BRECKENRIDGE, Colo. (CBS4) – People packed a meeting in Summit County on Tuesday to show their disapproval of a rock-crushing operation. But the county commissioners denied their appeal, meaning the project is full steam ahead.

Rocks left behind my mining along the Swan River (credit: CBS)

Rocks left behind my mining along the Swan River (credit: CBS)

The gravel milling is set to happen along the Swan River just outside Breckenridge where issues along the river date back more than 100 years. Mining operations have left giant piles of rock throughout an entire area in Summit County. Reclamation has already happened on the nearby Blue River, and now the goal is to do the same with the Swan River. But residents aren’t happy with the process.

Blue River (credit: CBS)

Blue River (credit: CBS)

The residents are upset over the plan to allow a company to mill gravel in their backyards.

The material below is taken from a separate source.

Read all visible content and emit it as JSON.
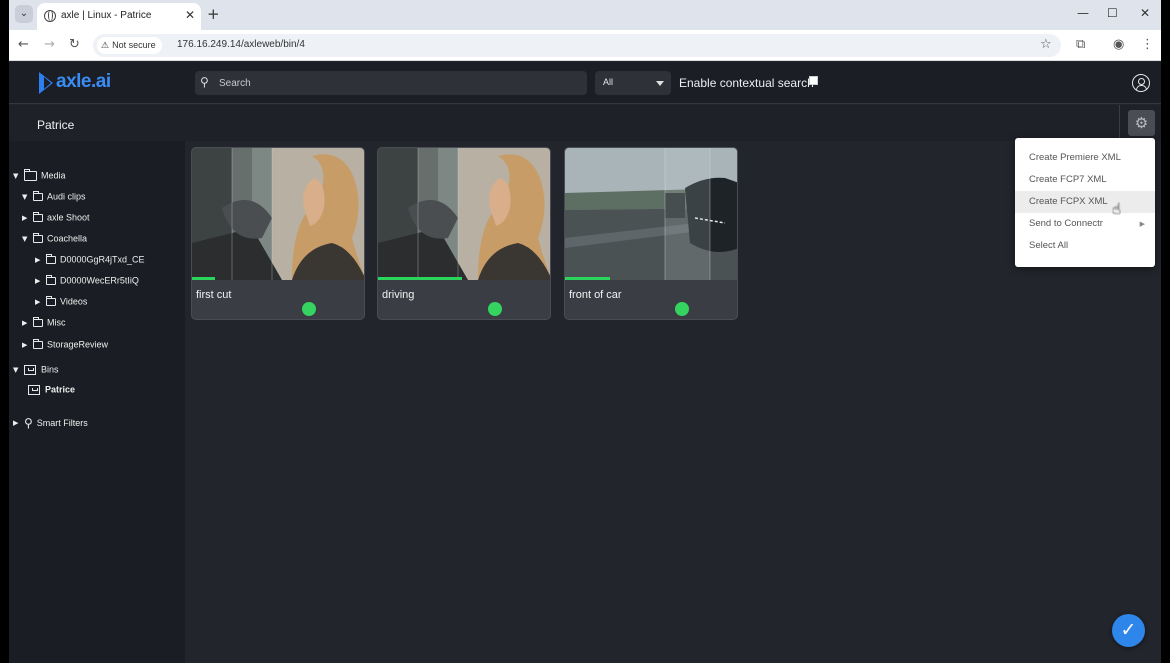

“There shouldn’t be a large, heavy industrial plant with the truck traffic that comes with that — that shouldn’t happen two miles up Tiger Road,” Summit County resident Richard Becker said.

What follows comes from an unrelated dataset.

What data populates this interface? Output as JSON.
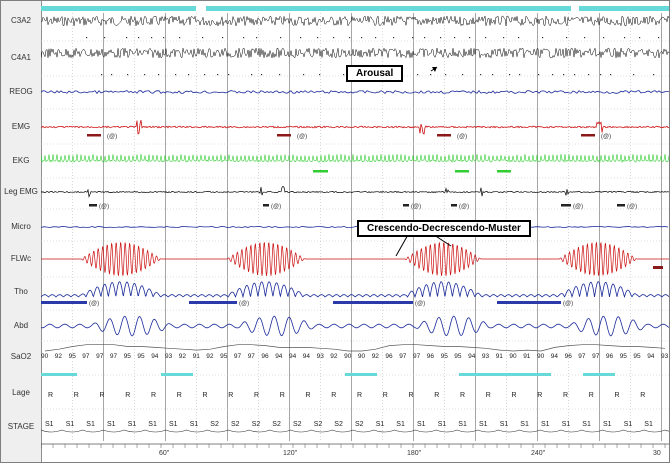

Rocks left behind my mining along the Swan River (credit: CBS)

Rocks left behind my mining along the Swan River (credit: CBS)

Becker loves calling his part of Colorado home, and along with many of his neighbors he’s furious about the project.

“I have never ever seen this level of opposition to a project whose sole purpose is to recreate a natural river corridor that is a tremendous improvement over what’s out there now. That has really surprised me,” County Planner Alan Hanson said.

CBS4's Matt Kroschel interviews Summit County Planner Allan Hanson (credit: CBS)

CBS4’s Matt Kroschel interviews Summit County Planner Allan Hanson (credit: CBS)

Hanson defended the rock crushing. He says the temporary operation to remove rock and crush the giant piles left behind by miners decades ago will make things better for everyone in the long run.

“We’re talking thousands of 18-wheeler loads of gravel being hauled down a pretty skimpy Tiger Road,” Becker said.

The packed meeting on Tuesday (credit: CBS)

The packed meeting on Tuesday (credit: CBS)

“We just feel that people don’t fully understand how this is going to operate and the overall benefits — we don’t really feel they appreciate the overall benefits that the entire community will realize when the project is complete,” Hanson said.

The commissioners made a few changes. They will create a travel management plan making it harder for trucks to be on the roads at certain times, which is something residents had wanted.

Comments